|Publisher:||Taylor & Francis|
|Product dimensions:||6.50(w) x 1.50(h) x 9.50(d)|
About the Author
Pastora San Juan Cafferty is professor, in the School of Social Service Administration, and a member of the Center for Latin America Studies at the University of Chicago. She is co-author of the Dilemma of American Immigration: Beyond the Golden Door and The Politics of Language. She has written extensively on issues of race and ethnicity in America.
David W. Engstrom is associate professor in the school of social work at San Diego State University and the author of Presidential Decision Making Adrift. He has published in the areas of immigration, health care, and program evaluation.
Table of Contents
|List of Tables||ix|
|Chapter 1||A Demographic Portrait||1|
|Chapter 2||Hispanic Immigration at the New Millennium||31|
|Chapter 3||The Language Question||69|
|Chapter 4||The Changing Religious Practice of Hispanics||97|
|Chapter 5||Hispanics and Education||123|
|Chapter 6||Hispanics and the American Labor Market||175|
|Chapter 7||Hispanics and Health Care||195|
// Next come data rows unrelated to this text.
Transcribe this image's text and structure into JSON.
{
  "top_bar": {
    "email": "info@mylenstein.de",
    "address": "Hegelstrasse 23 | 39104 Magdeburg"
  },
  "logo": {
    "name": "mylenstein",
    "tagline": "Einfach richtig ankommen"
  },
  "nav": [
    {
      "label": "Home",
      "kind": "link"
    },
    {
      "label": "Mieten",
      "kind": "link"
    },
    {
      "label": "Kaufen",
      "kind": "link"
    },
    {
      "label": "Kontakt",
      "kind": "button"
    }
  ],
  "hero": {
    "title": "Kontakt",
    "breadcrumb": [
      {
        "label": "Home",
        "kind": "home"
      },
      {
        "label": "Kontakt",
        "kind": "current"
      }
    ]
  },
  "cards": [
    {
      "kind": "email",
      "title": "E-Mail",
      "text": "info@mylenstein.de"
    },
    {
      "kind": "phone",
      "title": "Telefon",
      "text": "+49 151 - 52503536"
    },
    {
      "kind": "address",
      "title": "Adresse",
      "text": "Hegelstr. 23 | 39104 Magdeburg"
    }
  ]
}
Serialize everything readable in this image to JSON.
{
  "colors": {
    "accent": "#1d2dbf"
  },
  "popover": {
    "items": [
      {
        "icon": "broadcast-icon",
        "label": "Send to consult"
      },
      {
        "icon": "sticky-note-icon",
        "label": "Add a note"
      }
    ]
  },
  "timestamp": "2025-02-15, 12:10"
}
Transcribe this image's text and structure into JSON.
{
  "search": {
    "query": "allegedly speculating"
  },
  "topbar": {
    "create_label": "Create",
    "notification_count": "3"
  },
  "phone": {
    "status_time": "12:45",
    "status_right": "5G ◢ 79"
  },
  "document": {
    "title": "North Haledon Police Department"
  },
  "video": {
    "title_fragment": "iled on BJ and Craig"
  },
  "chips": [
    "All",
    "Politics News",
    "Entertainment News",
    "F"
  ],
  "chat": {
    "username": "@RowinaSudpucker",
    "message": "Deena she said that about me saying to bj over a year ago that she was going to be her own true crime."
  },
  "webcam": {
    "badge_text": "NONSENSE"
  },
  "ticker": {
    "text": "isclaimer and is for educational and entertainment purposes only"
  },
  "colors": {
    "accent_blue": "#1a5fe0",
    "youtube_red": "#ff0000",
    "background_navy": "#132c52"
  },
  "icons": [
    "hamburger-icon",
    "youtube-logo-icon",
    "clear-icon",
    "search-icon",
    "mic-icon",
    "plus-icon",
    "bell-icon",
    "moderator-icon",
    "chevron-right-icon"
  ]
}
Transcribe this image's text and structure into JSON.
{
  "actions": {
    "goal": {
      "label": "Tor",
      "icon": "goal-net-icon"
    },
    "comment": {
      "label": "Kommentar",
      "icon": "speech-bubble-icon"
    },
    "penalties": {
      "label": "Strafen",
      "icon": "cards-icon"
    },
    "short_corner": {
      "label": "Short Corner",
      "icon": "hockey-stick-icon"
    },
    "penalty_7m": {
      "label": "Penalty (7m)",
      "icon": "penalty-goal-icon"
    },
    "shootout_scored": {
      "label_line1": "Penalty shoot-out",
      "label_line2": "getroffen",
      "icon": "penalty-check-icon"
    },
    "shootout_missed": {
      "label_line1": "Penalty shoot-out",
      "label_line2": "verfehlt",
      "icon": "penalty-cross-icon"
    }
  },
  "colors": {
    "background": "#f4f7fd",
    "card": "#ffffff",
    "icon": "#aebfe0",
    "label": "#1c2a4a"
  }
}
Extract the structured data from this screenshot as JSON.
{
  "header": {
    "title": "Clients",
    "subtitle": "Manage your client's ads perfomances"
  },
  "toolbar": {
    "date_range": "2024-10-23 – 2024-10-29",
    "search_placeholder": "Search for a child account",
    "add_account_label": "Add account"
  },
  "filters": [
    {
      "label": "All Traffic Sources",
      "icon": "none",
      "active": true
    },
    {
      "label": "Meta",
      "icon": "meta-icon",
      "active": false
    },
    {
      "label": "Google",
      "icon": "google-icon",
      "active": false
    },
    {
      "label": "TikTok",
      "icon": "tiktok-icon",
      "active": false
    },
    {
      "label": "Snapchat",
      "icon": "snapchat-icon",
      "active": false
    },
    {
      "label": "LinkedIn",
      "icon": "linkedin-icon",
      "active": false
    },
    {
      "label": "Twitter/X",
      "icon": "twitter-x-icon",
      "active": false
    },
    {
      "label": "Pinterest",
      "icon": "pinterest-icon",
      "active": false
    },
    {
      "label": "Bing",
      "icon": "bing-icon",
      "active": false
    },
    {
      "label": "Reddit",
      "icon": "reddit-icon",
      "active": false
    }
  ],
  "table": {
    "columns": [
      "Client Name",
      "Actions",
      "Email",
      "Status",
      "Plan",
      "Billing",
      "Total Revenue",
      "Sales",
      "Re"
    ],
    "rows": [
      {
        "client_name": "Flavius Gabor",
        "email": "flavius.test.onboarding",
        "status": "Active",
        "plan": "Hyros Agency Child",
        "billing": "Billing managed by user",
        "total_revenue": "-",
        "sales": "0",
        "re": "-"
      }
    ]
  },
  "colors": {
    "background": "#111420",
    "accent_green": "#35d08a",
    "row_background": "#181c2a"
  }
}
|Chapter 8||Hispanics and the Social Welfare System||237|
|Chapter 9||Hispanics and the Criminal Justice System||277|
|Chapter 10||Hispanics and the Political Process||317|
|About the Contributors||349|